Exercise prompt: If a line of the material holds the string "Shift", please copy it.

Working data Start Marker

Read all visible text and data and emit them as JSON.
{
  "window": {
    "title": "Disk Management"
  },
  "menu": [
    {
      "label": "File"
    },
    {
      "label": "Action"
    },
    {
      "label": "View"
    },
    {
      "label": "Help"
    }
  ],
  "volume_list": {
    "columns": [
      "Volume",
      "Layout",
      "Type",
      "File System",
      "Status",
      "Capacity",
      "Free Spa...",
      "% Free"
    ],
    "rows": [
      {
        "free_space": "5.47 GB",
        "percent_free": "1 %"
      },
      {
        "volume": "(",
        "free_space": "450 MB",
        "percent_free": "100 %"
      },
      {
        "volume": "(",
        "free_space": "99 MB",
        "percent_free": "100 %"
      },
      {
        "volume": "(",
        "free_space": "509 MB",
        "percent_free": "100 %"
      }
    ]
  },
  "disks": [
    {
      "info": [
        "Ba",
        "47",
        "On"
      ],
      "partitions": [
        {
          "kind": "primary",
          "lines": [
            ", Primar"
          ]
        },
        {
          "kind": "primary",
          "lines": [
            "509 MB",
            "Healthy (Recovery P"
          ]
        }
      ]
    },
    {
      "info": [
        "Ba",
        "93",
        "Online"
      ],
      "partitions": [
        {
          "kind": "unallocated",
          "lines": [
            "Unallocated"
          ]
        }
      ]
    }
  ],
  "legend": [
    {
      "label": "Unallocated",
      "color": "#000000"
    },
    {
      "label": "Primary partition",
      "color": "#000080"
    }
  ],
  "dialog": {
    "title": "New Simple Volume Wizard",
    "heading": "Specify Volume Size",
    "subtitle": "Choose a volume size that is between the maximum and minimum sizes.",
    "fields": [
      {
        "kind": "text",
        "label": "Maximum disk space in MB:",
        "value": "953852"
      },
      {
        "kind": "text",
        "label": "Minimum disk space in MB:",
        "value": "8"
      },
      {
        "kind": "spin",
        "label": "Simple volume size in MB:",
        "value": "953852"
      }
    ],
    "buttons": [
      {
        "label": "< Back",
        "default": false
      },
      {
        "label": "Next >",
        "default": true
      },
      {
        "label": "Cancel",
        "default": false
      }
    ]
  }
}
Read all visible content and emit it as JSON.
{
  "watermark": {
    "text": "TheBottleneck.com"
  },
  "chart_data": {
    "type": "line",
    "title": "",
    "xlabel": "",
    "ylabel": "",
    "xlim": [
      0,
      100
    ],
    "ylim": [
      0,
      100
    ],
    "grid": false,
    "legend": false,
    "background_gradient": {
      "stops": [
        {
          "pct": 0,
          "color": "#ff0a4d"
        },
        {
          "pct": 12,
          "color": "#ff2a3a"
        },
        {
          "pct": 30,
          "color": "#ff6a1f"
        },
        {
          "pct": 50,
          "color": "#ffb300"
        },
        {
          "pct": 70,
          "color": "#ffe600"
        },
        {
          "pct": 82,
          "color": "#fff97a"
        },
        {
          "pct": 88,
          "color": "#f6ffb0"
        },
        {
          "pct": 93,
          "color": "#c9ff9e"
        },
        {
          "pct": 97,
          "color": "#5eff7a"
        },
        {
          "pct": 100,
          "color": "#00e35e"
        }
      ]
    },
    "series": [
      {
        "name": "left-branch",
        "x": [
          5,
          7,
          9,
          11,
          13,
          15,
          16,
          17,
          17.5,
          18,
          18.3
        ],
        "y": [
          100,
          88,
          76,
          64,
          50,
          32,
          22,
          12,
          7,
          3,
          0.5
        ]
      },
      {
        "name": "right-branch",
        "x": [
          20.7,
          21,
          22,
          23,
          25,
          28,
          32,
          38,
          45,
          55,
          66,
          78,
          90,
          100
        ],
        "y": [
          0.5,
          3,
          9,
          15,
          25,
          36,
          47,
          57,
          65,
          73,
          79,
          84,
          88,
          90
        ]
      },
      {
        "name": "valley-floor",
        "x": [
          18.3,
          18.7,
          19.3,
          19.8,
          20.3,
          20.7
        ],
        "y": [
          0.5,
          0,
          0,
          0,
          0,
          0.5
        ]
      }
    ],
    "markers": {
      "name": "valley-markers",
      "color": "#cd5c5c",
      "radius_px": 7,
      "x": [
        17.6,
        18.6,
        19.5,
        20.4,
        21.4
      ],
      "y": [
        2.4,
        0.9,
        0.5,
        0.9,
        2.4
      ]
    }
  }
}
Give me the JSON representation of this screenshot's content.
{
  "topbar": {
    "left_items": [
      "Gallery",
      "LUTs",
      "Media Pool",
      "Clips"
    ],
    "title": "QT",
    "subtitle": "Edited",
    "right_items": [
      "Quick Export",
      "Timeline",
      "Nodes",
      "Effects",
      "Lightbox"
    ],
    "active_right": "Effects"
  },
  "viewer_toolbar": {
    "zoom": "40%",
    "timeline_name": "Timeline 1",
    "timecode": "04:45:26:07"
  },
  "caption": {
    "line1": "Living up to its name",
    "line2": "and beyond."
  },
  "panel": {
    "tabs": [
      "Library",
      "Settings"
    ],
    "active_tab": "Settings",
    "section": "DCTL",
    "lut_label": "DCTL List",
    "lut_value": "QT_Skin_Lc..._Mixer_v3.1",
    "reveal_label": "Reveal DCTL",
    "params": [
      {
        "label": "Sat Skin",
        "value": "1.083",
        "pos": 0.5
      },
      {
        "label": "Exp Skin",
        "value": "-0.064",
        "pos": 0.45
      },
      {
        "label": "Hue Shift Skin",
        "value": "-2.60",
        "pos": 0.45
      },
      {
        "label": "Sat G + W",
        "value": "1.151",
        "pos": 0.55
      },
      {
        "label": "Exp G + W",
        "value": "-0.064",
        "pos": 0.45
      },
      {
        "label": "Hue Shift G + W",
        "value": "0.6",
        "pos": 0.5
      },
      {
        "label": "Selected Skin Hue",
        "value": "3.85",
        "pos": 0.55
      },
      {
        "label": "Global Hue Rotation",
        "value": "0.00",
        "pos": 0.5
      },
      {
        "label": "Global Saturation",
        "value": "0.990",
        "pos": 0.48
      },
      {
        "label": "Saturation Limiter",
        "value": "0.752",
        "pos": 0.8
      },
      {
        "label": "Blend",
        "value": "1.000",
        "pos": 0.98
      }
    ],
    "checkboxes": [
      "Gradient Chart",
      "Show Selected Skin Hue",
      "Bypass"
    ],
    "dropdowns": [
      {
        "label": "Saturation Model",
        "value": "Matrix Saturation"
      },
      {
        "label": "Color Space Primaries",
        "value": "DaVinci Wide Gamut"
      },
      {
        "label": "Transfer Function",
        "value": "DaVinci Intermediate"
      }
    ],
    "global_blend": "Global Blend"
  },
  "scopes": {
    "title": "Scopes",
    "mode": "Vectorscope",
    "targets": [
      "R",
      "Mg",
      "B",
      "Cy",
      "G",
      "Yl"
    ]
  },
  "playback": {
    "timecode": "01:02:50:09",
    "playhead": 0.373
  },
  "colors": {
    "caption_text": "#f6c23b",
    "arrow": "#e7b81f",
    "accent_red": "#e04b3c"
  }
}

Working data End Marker

Expected answer:
        "label": "Hue Shift Skin",
        "label": "Hue Shift G + W",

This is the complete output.